Moonpig
Moonpig website has had a major security flaw exposing user's personal details for 17 monthsMoonpig

A major security flaw has been found in the Android app of Moonpig (a personalised greeting cards company) revealing the account details of millions of users.

Discovered by app developer Paul Price, the issue was first reported to Moonpig in August 2013, but after twice saying the problem would be fixed, it remains a threat, forcing Price to disclose the vulnerability in public.

The failure means every account - some three million, according to Moonpig - and the name, date of birth, email and street address associated with them can be discovered by hackers, along with the expiry dates and last four digits of every user's credit card. It also means that orders can be placed under any account.

Half-arsed security measures

Price said in a blog post: "I've seen some half-arsed security measures in my time but this just takes the biscuit. Whoever architected this system needs to be waterboarded...there's no authentication at all and you can pass in any customer ID to impersonate them.

"An attacker could easily place orders on other customers' accounts, add/retrieve card information, view saved addresses, view orders and much more."

Moonpig quickly became a Twitter trending topic in London after the blog post was published on 5 January, but as security experts were telling users to immediately delete their accounts, Moonpig was tweeting about the return of ITV drama Broadchurch.
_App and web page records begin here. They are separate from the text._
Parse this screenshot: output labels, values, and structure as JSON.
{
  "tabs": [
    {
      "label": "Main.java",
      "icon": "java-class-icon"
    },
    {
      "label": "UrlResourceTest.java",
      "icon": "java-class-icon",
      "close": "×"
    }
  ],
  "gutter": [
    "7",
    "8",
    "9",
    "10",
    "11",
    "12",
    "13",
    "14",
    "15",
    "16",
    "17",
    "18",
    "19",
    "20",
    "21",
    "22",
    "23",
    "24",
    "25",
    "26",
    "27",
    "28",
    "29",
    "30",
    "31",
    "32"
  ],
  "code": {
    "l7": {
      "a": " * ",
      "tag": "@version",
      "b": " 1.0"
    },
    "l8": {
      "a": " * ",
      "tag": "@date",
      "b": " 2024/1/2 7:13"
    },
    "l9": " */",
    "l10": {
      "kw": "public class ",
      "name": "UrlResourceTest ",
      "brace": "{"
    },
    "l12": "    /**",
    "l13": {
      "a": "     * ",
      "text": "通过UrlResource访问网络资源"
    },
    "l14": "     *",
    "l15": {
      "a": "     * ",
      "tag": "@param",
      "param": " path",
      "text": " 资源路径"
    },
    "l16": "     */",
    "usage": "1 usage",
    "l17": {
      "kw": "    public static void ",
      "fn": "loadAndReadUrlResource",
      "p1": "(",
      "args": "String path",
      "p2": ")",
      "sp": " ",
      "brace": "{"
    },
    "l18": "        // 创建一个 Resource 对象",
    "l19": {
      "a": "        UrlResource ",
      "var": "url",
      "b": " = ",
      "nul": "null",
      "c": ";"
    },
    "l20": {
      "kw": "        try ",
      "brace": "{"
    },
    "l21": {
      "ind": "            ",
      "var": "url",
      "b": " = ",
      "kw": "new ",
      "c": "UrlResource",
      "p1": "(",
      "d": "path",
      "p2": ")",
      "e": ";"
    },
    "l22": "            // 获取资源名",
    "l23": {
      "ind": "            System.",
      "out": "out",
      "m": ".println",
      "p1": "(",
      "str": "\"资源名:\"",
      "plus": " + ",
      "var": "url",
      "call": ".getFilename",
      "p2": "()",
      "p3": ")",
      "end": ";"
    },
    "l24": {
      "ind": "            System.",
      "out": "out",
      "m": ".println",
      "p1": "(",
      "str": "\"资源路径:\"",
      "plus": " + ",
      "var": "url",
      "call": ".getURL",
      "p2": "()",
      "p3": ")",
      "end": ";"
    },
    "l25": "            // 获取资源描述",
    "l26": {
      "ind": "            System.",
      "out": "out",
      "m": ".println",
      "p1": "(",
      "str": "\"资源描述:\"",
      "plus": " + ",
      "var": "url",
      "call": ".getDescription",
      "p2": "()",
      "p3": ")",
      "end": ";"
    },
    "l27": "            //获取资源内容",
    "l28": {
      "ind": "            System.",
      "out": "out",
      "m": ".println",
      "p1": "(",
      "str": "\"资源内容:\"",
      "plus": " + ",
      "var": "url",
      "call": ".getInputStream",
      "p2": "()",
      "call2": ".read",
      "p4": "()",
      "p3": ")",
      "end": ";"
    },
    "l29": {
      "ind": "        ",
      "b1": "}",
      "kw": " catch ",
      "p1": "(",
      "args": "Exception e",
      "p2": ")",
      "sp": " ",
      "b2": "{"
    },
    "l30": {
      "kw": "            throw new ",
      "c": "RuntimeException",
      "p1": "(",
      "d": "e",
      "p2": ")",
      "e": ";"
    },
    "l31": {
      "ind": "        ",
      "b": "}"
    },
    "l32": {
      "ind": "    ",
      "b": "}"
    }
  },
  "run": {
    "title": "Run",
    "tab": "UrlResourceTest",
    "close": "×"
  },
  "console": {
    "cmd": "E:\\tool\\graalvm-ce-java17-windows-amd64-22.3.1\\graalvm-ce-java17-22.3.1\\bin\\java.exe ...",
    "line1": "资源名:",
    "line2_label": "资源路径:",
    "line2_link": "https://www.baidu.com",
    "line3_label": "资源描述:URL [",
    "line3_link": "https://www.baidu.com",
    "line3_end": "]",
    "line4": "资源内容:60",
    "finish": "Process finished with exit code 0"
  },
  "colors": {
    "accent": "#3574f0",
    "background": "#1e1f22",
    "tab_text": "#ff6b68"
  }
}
The company has at least shut down access to the offending application API, but is yet to respond publicly.

Moonpig's system was also found to not be rate limited, meaning a hacker could easily search the database hundreds of thousands of times in quick succession, and given user IDs are sequential, gathering up data on every customer wouldn't be difficult. Price reckons this could be done "in a few hours - very scary indeed."

Price contacted Moonpig on 18 August 2013 and "after a few emails back and forth their reasoning was legacy code and they'll 'get right on it.'"

But by September 2014, 13 months later, Price sent a follow up email and was told the flaw would be fixed "after Christmas."

Price said on his blog post: "Initially I was going to wait until they fixed their live endpoints but given the timeframes I've decided to publish this post to force Moonpig to fix the issue and protect the privacy of their customers.

"17 months is more than enough time to fix an issue like this. It appears customer privacy is not a priority to Moonpig."

UPDATE: Moonpig has released the following statement:

"We are aware of the claims made this morning regarding the security of customer data within our Apps. We can assure our customers that all password and payment information is and has always been safe. The security of your shopping experience at Moonpig is extremely important to us and we are investigating the detail behind today's report as a priority. As a precaution, our Apps will be unavailable for a time whilst we conduct these investigations and we will work to resume a normal service as soon as possible. The desktop and mobile websites are unaffected."